  • N. P. Maslova, Russian Academy of Sciences
  • Eugeny V. Karasev, Russian Academy of Sciences
  • T. M. Kodrul, Russian Academy of Sciences
  • Robert A. Spicer, The Open University (UK)
  • Xiaoyan Liu, Sun Yat-Sen University


In Botanical Journal of the Linnean Society 90:1-20 – DOI: 10.1093/botlinnean/boy047/5094043 –

Figure 12. Variation of stomatal (SD) and epidermal cell (ED) density of shade (dark grey box plot) and sun (white box plot) leaves of Liquidambar chinensis. A, Stomatal density, per 1 mm 2. B, Epidermal cell density, per 1 mm 2. A black point in the box indicates the arithmetic mean.


Many factors influence leaf anatomy and morphology in the crown of a tree, particularly those resulting from microclimatic differences between the periphery and the interior of the crown. These influences can be so strong that single species can produce different leaf forms in which shade and sun leaves exhibit consistently distinctive morphological and epidermal character sets.

Here we show, using Liquidambar as a model system, that the principal morphological characters for distinguishing shade and sun leaves in two modern Liquidambar spp. with different lamina types (entire in L. chinensis and lobate in L. formosana) are the leaf lamina length to width ratio, the degree of development of venation networks, tooth size and tooth shape. The main epidermal characters are ordinary cell size and anticlinal wall outlines.

Many fossils, however, are only preserved as impressions and morphological characters alone have been used to distinguish shade and sun leaf morphotypes. To evaluate the utility of our approach, populations of fossil Liquidambar leaves from the Eocene of southern China, preserved only as impressions, were categorized into sun and shade morphotypes.

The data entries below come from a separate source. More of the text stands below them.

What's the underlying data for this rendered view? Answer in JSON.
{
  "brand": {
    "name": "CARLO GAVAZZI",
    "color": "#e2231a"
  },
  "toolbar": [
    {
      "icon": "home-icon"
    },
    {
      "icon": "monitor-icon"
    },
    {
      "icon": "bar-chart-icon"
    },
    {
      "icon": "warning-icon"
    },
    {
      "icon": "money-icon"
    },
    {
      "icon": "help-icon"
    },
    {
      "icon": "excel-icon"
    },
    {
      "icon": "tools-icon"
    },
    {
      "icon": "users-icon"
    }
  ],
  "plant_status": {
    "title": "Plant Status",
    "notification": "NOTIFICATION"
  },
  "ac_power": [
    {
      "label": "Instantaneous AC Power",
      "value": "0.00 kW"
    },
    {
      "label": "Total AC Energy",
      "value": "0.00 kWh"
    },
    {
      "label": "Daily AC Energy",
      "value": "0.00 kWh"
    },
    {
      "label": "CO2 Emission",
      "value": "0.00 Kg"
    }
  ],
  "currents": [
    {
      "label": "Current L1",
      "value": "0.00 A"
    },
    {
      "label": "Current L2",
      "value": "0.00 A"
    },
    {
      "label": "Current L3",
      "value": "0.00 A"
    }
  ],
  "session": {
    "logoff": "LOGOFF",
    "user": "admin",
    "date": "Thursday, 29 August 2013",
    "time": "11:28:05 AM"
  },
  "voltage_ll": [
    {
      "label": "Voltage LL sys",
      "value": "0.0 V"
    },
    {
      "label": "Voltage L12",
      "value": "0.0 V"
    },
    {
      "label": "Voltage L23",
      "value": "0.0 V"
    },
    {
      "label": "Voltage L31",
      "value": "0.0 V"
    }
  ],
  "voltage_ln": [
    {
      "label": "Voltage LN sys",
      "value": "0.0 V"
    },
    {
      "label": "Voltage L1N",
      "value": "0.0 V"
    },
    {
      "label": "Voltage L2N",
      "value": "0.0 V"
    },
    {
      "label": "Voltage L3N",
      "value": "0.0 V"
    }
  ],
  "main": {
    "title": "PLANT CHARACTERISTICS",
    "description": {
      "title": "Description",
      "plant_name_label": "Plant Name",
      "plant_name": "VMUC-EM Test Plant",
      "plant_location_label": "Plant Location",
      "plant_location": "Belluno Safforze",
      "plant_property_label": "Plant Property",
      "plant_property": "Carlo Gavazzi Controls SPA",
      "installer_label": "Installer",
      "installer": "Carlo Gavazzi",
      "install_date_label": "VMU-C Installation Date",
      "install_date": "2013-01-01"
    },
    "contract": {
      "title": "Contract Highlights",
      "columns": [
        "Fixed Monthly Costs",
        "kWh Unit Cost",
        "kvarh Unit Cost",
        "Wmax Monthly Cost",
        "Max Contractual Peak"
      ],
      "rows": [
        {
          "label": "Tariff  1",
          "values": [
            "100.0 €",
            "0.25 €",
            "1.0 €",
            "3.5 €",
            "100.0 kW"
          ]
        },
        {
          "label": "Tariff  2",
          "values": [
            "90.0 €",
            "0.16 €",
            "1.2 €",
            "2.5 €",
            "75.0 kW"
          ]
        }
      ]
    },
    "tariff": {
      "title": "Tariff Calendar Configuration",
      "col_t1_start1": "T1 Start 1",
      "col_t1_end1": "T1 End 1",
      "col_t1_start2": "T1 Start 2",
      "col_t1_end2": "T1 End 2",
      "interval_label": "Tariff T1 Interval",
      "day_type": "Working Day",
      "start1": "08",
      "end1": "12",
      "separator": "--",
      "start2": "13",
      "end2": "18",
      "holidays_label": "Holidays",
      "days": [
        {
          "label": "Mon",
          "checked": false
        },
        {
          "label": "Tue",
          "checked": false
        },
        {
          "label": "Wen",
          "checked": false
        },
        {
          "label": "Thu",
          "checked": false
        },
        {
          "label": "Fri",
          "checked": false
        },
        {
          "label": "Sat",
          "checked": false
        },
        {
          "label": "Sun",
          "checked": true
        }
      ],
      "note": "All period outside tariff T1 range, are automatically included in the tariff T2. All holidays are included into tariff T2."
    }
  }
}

Recognition that sun and shade leaf morphological diversity exists in fossil populations will enable palaeobotanists to identify more reliably foliar polymorphisms that would otherwise be used to describe, incorrectly, different species.